First and foremost, it appears as though the age group discussed in this CBS 60 Minutes report regarding the Echo Boomer generation, those born in 1982-1995, is slightly off. CBS states that the generation that is “so plugged-in” to the worldwide community that they find it nearly impossible to simply play outdoors without any specific task at hand.
This claim is incorrect in my eyes as I can actually remember getting my first computer in my home at age 12, eight years ago. This computer had no Internet and only two games: solitaire and mine sweep. As a preteen I can guarantee that I had absolutely no interest in playing on the computer all day. Nearly everyday of my life my friends and I would play outside until our mothers would call us in for dinner.
This scenario has changed quite a bit, though. Nowadays it seems as though parents are not allowing their children to merely step outside and play. It is more of a scheduled routine that is forced on these youngsters. It is almost as if parents are wanting their children to grow into adult-like creatures as soon as possible to ensure a successful future.
Childrens’ schedules are oftentimes more hectic than their parents’. In my hometown of Columbus, Ga., it is rare to see a young girl, age 5-18, who is not involved in competitive cheerleading. There are about five cheerleading gyms in a city of about 200,000 people, and all are filled to capacity with young girls practicing this sport. It is completely normal to see 8 year-old girls practicing their tumbling and pouring sweat until 9 p.m. until they get it exactly right. When I was 8, I was definitely in my bed at 9 p.m. dreaming about some far off land. I certainly was not worried about the perfection of my back-handspring.
Some of the girls enjoy all aspects; however, it is clear while sitting among “cheer moms” and watching the practices that this activity is forced upon them. Columbia University student, Nick Summers, was completely accurate when he stated in the report that this generation “tends to be very over-achieving (and) over-managed.”

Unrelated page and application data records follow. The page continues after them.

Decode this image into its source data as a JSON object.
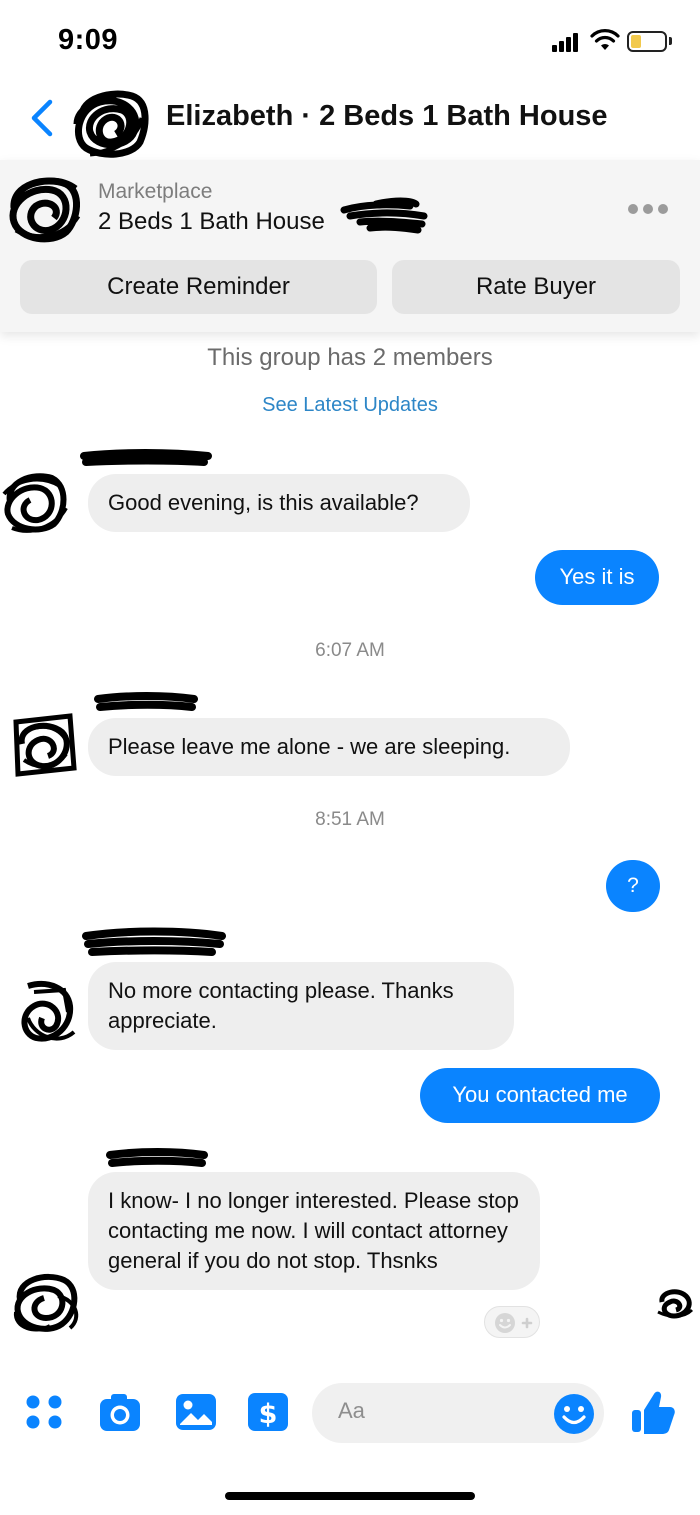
{
  "status_bar": {
    "time": "9:09"
  },
  "header": {
    "title": "Elizabeth · 2 Beds 1 Bath House"
  },
  "marketplace": {
    "kicker": "Marketplace",
    "listing_title": "2 Beds 1 Bath House",
    "actions": {
      "create_reminder": "Create Reminder",
      "rate_buyer": "Rate Buyer"
    }
  },
  "thread": {
    "group_note": "This group has 2 members",
    "updates_link": "See Latest Updates",
    "messages": [
      {
        "from": "them",
        "text": "Good evening, is this available?"
      },
      {
        "from": "me",
        "text": "Yes it is"
      },
      {
        "from": "system",
        "text": "6:07 AM"
      },
      {
        "from": "them",
        "text": "Please leave me alone - we are sleeping."
      },
      {
        "from": "system",
        "text": "8:51 AM"
      },
      {
        "from": "me",
        "text": "?"
      },
      {
        "from": "them",
        "text": "No more contacting please. Thanks appreciate."
      },
      {
        "from": "me",
        "text": "You contacted me"
      },
      {
        "from": "them",
        "text": "I know- I  no longer interested. Please stop contacting me now. I will contact attorney general if you do not stop. Thsnks"
      }
    ]
  },
  "composer": {
    "placeholder": "Aa"
  },
  "colors": {
    "accent": "#0a84ff",
    "incoming_bubble": "#eeeeee",
    "link": "#2d86c7"
  },
  "icons": [
    "back-chevron-icon",
    "more-icon",
    "apps-grid-icon",
    "camera-icon",
    "gallery-icon",
    "payment-icon",
    "emoji-icon",
    "thumbs-up-icon",
    "add-reaction-icon"
  ]
}
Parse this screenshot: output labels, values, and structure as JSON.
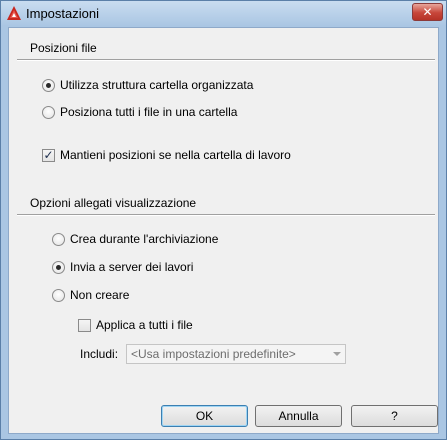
{
  "window": {
    "title": "Impostazioni",
    "close_label": "✕"
  },
  "file_positions": {
    "heading": "Posizioni file",
    "options": [
      {
        "label": "Utilizza struttura cartella organizzata",
        "checked": true
      },
      {
        "label": "Posiziona tutti i file in una cartella",
        "checked": false
      }
    ],
    "keep_positions_label": "Mantieni posizioni se nella cartella di lavoro",
    "keep_positions_checked": true
  },
  "attachments": {
    "heading": "Opzioni allegati visualizzazione",
    "options": [
      {
        "label": "Crea durante l'archiviazione",
        "checked": false
      },
      {
        "label": "Invia a server dei lavori",
        "checked": true
      },
      {
        "label": "Non creare",
        "checked": false
      }
    ],
    "apply_all_label": "Applica a tutti i file",
    "apply_all_checked": false,
    "include_label": "Includi:",
    "include_value": "<Usa impostazioni predefinite>"
  },
  "buttons": {
    "ok": "OK",
    "cancel": "Annulla",
    "help": "?"
  }
}
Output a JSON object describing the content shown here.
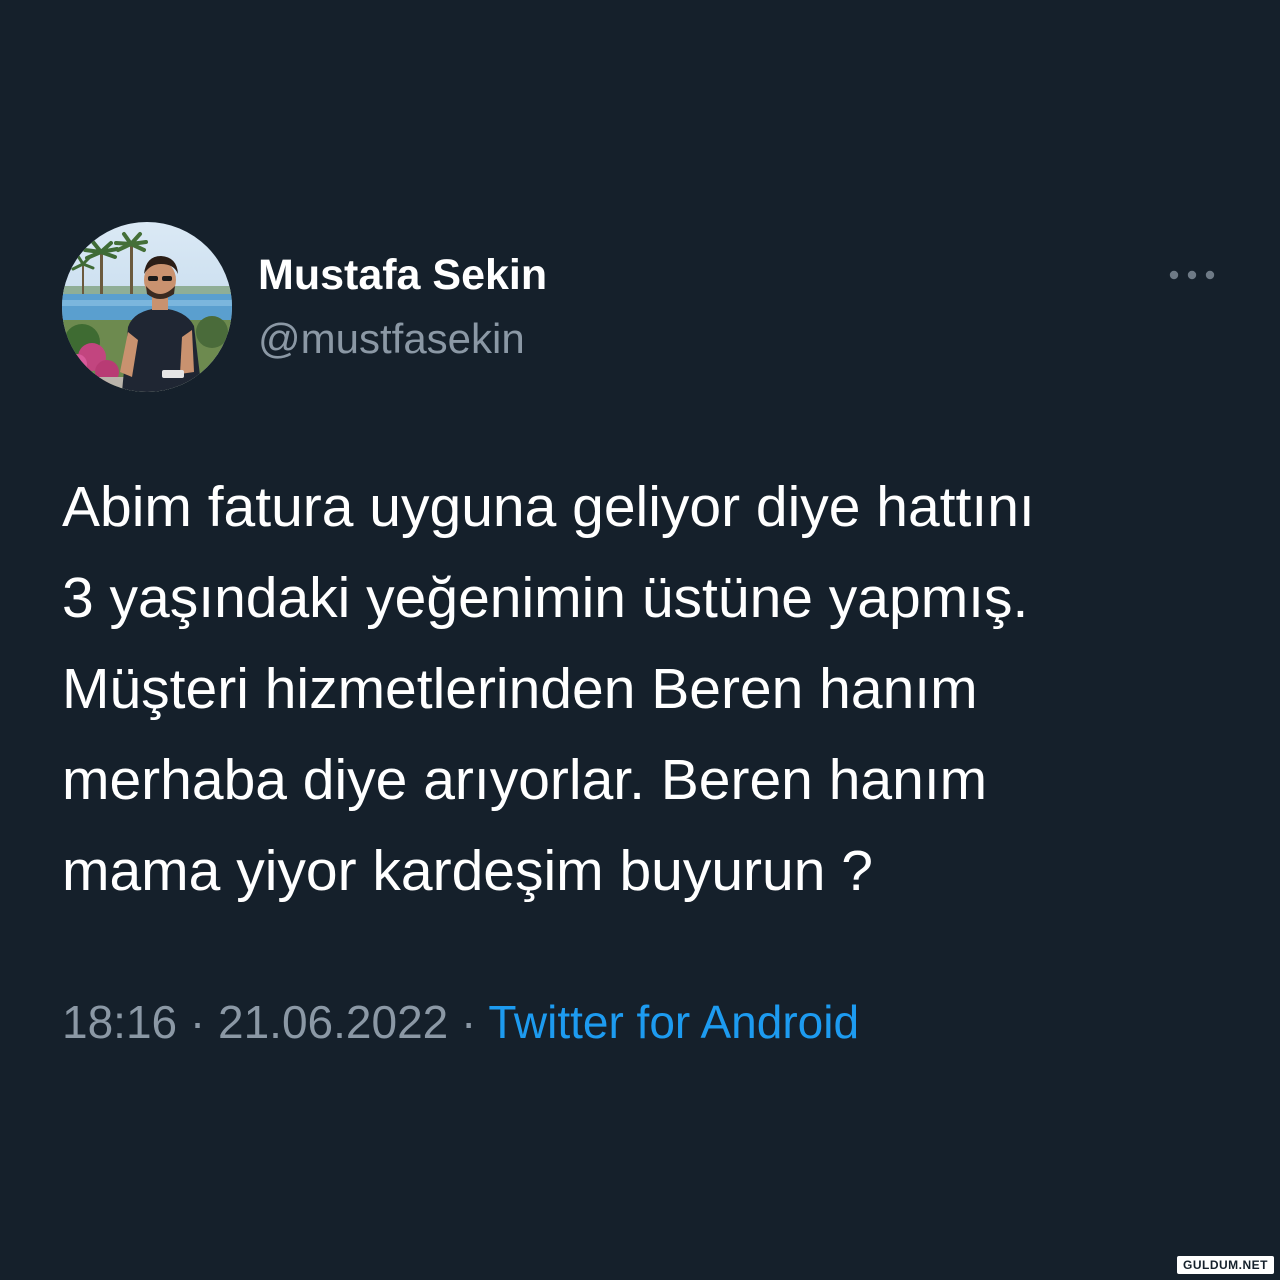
{
  "tweet": {
    "author": {
      "display_name": "Mustafa Sekin",
      "handle": "@mustfasekin"
    },
    "more_icon": "more-options-icon",
    "body_lines": [
      "Abim fatura uyguna geliyor diye hattını",
      "3 yaşındaki yeğenimin üstüne yapmış.",
      "Müşteri hizmetlerinden Beren hanım",
      "merhaba diye arıyorlar. Beren hanım",
      "mama yiyor kardeşim buyurun ?"
    ],
    "meta": {
      "time": "18:16",
      "separator": "·",
      "date": "21.06.2022",
      "source": "Twitter for Android"
    }
  },
  "watermark": "GULDUM.NET",
  "colors": {
    "background": "#15202b",
    "text": "#ffffff",
    "muted": "#8b98a5",
    "link": "#1d9bf0"
  }
}
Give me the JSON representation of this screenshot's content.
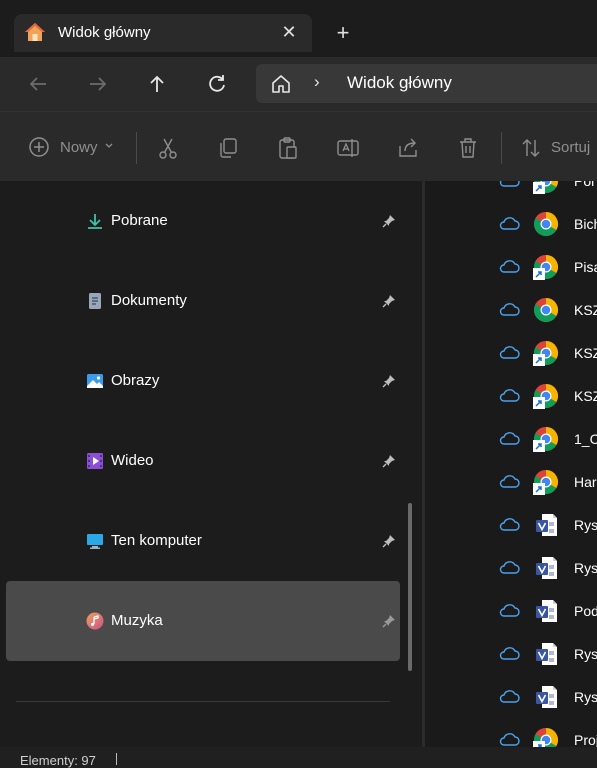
{
  "window": {
    "tab_title": "Widok główny",
    "new_tab_symbol": "+",
    "close_symbol": "✕"
  },
  "address": {
    "separator": "›",
    "location": "Widok główny"
  },
  "commands": {
    "new_label": "Nowy",
    "sort_label": "Sortuj"
  },
  "sidebar": {
    "items": [
      {
        "label": "Pobrane",
        "icon": "download-icon",
        "color": "#3fc3a5"
      },
      {
        "label": "Dokumenty",
        "icon": "document-icon",
        "color": "#9aa7bb"
      },
      {
        "label": "Obrazy",
        "icon": "pictures-icon",
        "color": "#3a9ce8"
      },
      {
        "label": "Wideo",
        "icon": "video-icon",
        "color": "#8b4fd6"
      },
      {
        "label": "Ten komputer",
        "icon": "computer-icon",
        "color": "#29a9e6"
      },
      {
        "label": "Muzyka",
        "icon": "music-icon",
        "color": "#e07a6a"
      }
    ],
    "selected_index": 5
  },
  "files": [
    {
      "name": "Pol",
      "icon": "chrome-shortcut-icon"
    },
    {
      "name": "Bich",
      "icon": "chrome-icon"
    },
    {
      "name": "Pisa",
      "icon": "chrome-shortcut-icon"
    },
    {
      "name": "KSZ",
      "icon": "chrome-icon"
    },
    {
      "name": "KSZ",
      "icon": "chrome-shortcut-icon"
    },
    {
      "name": "KSZ",
      "icon": "chrome-shortcut-icon"
    },
    {
      "name": "1_C",
      "icon": "chrome-shortcut-icon"
    },
    {
      "name": "Har",
      "icon": "chrome-shortcut-icon"
    },
    {
      "name": "Rys",
      "icon": "visio-icon"
    },
    {
      "name": "Rys",
      "icon": "visio-icon"
    },
    {
      "name": "Pod",
      "icon": "visio-icon"
    },
    {
      "name": "Rys",
      "icon": "visio-icon"
    },
    {
      "name": "Rys",
      "icon": "visio-icon"
    },
    {
      "name": "Proj",
      "icon": "chrome-shortcut-icon"
    }
  ],
  "status": {
    "items_text": "Elementy: 97"
  },
  "colors": {
    "accent_cloud": "#4aa3f0",
    "selected_bg": "#4a4a4a"
  }
}
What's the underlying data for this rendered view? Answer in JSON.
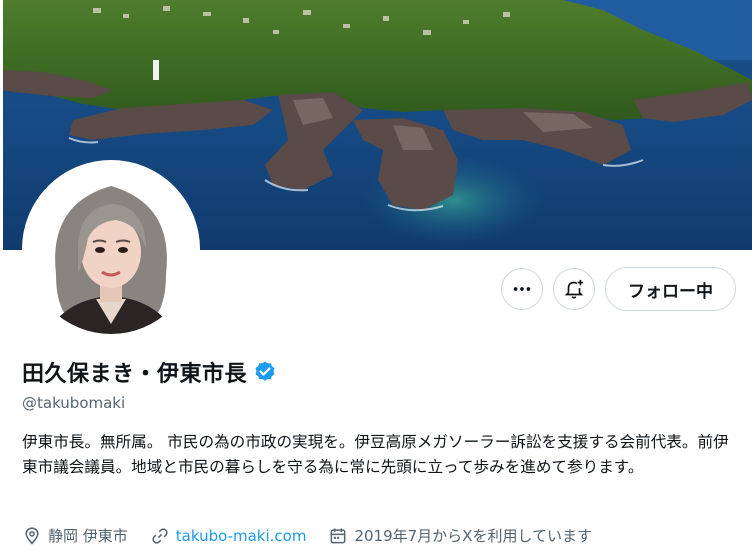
{
  "profile": {
    "display_name": "田久保まき・伊東市長",
    "handle": "@takubomaki",
    "bio": "伊東市長。無所属。 市民の為の市政の実現を。伊豆高原メガソーラー訴訟を支援する会前代表。前伊東市議会議員。地域と市民の暮らしを守る為に常に先頭に立って歩みを進めて参ります。",
    "location": "静岡 伊東市",
    "website": "takubo-maki.com",
    "joined": "2019年7月からXを利用しています"
  },
  "actions": {
    "follow_label": "フォロー中"
  },
  "icons": {
    "more": "more-icon",
    "notify": "bell-plus-icon",
    "verified": "verified-badge-icon",
    "location": "location-pin-icon",
    "link": "link-icon",
    "calendar": "calendar-icon"
  },
  "colors": {
    "accent": "#1d9bf0",
    "secondary_text": "#536471",
    "border": "#cfd9de"
  }
}
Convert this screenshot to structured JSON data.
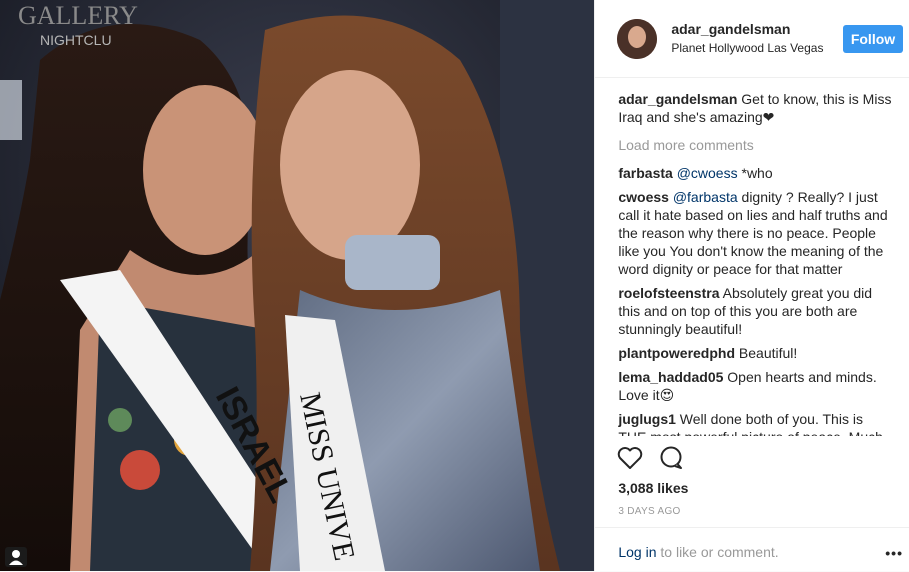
{
  "header": {
    "username": "adar_gandelsman",
    "location": "Planet Hollywood Las Vegas",
    "follow_label": "Follow"
  },
  "photo": {
    "sign_text": "GALLERY",
    "sign_subtext": "NIGHTCLU",
    "sash_left": "ISRAEL",
    "sash_right": "MISS UNIVE"
  },
  "caption": {
    "user": "adar_gandelsman",
    "text": "Get to know, this is Miss Iraq and she's amazing❤"
  },
  "load_more": "Load more comments",
  "comments": [
    {
      "user": "farbasta",
      "mention": "@cwoess",
      "text": "*who"
    },
    {
      "user": "cwoess",
      "mention": "@farbasta",
      "text": "dignity ? Really? I just call it hate based on lies and half truths and the reason why there is no peace. People like you You don't know the meaning of the word dignity or peace for that matter"
    },
    {
      "user": "roelofsteenstra",
      "mention": "",
      "text": "Absolutely great you did this and on top of this you are both are stunningly beautiful!"
    },
    {
      "user": "plantpoweredphd",
      "mention": "",
      "text": "Beautiful!"
    },
    {
      "user": "lema_haddad05",
      "mention": "",
      "text": "Open hearts and minds. Love it😍"
    },
    {
      "user": "juglugs1",
      "mention": "",
      "text": "Well done both of you. This is THE most powerful picture of peace. Much"
    }
  ],
  "likes": "3,088 likes",
  "time": "3 DAYS AGO",
  "footer": {
    "login_link": "Log in",
    "login_rest": " to like or comment.",
    "more_label": "•••"
  },
  "icons": [
    "heart-icon",
    "comment-icon",
    "user-icon"
  ]
}
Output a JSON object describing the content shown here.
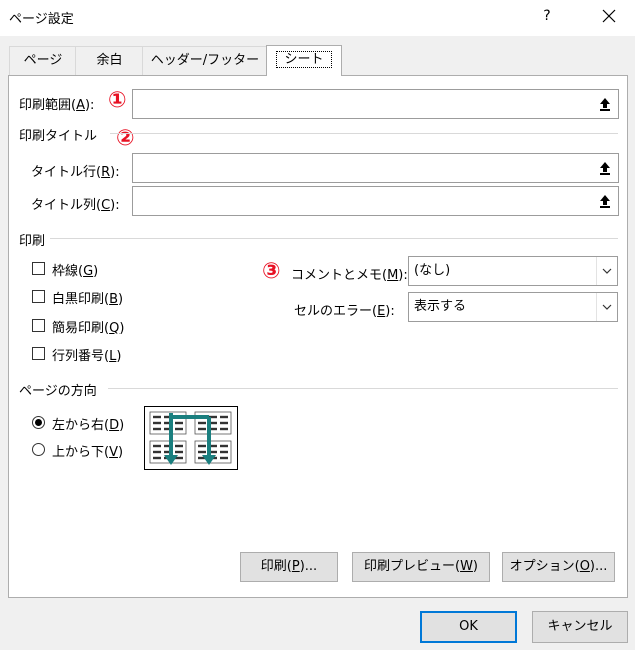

Perhaps it is the baby boomers’ fault that we are all very goal-oriented and always striving to accomplish anything and everything we set our minds to. Our parents want us to be the very best we can be and we were trained at such a young age to do so, that it is now brainwashed in our heads. The thought of quitting college or never attending in the first place is nonexistent in my brain.
However, I was raised in a household, which consisted of parents lacking college degrees. Although they happen to be very successful now, they always planted in my head the importance of furthering my education. In today’s society, it would be nearly impossible to get a job without a college degree and it scares our generation to think of having to demean ourselves with a low-paying job.
We are, in fact, so used to spending our money and our parents’ money on “goodies” such as clothing, music, and technology that we become petrified to think of the day when we are on our own, supporting ourselves and facing the possibility that all of our luxuries that we are used to may not exist for us anymore, due to our empty wallets. It is true to claim that the echo generation is a thirsty one, but it must be recognized that this is something that cannot be helped. It is the way we are brought up by our baby-boomer parents.
Our grandparents were not able to provide our parents with as many luxuries as they might have wished due to the rough times at hand. They had to go through a depression as well as several wars, making their economical lives quite stressful. Our parents can remember such times and do not want us to know or feel what this is like. It seems as though we were brought up in such a way because our parents want us to have everything that they did not have in order to better our lives.
Perhaps the reason the baby boomers were known as rebels is because they did not have much to occupy their free time. We “echoers”, on the other hand, have too much to do in our free time. In fact it is actually rare that we do have time to ourselves to be young and free like our parents once were.